HBO, Netflix lease space in Central Texas to support new projects, sources say "In recent weeks, two major Hollywood film studios signed separate leases for portions of this year and next so they can shoot projects in Central Texas, according to multiple sources. Home Box Office Inc., or HBO, has leased 110,000 square feet — about the size of a big-box store — at Kyle Crossing, located at 1980 Kohlers Crossing in the Hays County city of Kyle, while Netflix Inc. (Nasdaq: NFLX) signed on for about 20,000 square feet in East Austin, sources said. (Parimal M. Rohit, Austin Business Journal)

Cloudflare signs Austin's largest office lease of pandemic, sources say "According to multiple sources, Cloudflare Inc. has signed a lease for 125,000 square feet at Foundry II, an office building at 1600 E. Fourth St. that was recently purchased by New York-based Tishman Speyer." (Parimal M. Rohit, ABJ)

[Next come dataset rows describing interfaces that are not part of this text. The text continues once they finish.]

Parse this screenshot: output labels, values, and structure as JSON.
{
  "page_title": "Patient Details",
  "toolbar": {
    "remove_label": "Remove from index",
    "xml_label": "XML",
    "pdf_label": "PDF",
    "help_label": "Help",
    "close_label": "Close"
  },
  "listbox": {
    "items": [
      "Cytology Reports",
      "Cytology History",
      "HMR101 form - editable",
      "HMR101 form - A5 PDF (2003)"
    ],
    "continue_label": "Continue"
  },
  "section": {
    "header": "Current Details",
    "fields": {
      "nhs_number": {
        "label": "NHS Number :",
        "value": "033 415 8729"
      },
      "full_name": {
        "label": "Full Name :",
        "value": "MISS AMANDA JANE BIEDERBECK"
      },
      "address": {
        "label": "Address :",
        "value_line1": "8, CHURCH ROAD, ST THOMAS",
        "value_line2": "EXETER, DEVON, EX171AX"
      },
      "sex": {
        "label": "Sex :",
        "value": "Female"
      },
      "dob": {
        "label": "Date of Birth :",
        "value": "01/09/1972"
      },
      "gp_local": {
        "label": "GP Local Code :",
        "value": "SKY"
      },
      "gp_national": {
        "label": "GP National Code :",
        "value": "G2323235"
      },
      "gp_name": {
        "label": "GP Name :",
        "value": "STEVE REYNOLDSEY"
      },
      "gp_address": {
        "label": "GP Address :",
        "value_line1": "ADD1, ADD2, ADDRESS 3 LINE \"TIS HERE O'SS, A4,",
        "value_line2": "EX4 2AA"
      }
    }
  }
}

Austin homebuilding still on record pace, but market may be cooling slightly "Homebuilding is continuing at a record pace in Central Texas, the latest figures show, and industry experts say Austin-area housing demand is expected to remain strong through the rest of the year. However, they say the market could see the pace of both sales and price increases slow a bit in the second half of the year." (Shonda Novak, Austin American-Statesman)

Downtown Austin’s Most Eligible Warehouses Hit the Market at 99 Trinity "A block of 1970s-era warehouses located at 99 Trinity Street, representing a low-density curiosity in a region of downtown Austin otherwise experiencing rapid growth, is listed for sale as of this week via commercial real estate giants JLL — and maybe it’s needless to say, but the possibility of development at this site is music to our ears." (James Rambin, Towers)

City-backed homeless encampment relocations continue days ahead of shift in Austin camping ban enforcement "City staff, police and community representatives worked through the rain Aug. 5 to begin clearing one of Austin's most prominent downtown homeless encampments, days ahead of a ramp-up of local camping ban enforcement that could bring arrests for those living on the streets. The relocation of people experiencing homelessness along West Cesar Chavez Street Aug. 5 represents the latest step in Austin's Housing-Focused Encampment Assistance Link, or HEAL, program." (Ben Thompson, Community Impact)

Massive new neighborhood pegged 45 minutes from Austin "As the region faces an extreme housing shortage, SouthStar Communities plans to bring up to 6,000 residential units, more than 300 acres of public parks, 35 miles of trails, four Comal Independent School District schools and more than 200 acres of commercial space near I-35 just north of New Braunfels. That would put it about 45 minutes from South Austin." (Mitchel Parton, ABJ)

TxDOT halts tree-clearing in Oak Hill, pending court hearing "In light of a federal judge’s concerns over the state’s planned removal of nearly 200 trees to make way for a 12-lane road project through Oak Hill, the Texas Department of Transportation last week agreed to temporarily halt its tree-clearing work in southwest Austin. U.S. District Judge Robert Pitman will make a final determination on the fate of the trees after hearing legal arguments on Sept. 2. By the time the stop-work order was issued last Friday, the Texas Department of Transportation had already uprooted enough trees to stack, by its estimation, about a dozen large piles that were slated for mulching. TxDOT broke ground on the $674 million project in early July and anticipates completing it by 2025 or 2026." (Amy Smith, Austin Monitor)

Musicians Get Sinking Feeling as Fall Festivals Loom and COVID Surges "Among Austin's musicians, a harsh reality is beginning to set in. The post-vaccination period of cultural jubilation that had been roundly predicted to kick off a new "Roaring Twenties" feels like it's been suspended after just four months. The latest COVID-19 surge, involving the highly transmissible Delta variant, now threatens to upend the broad return of live music." (Kevin Curtain, Austin Chronicle)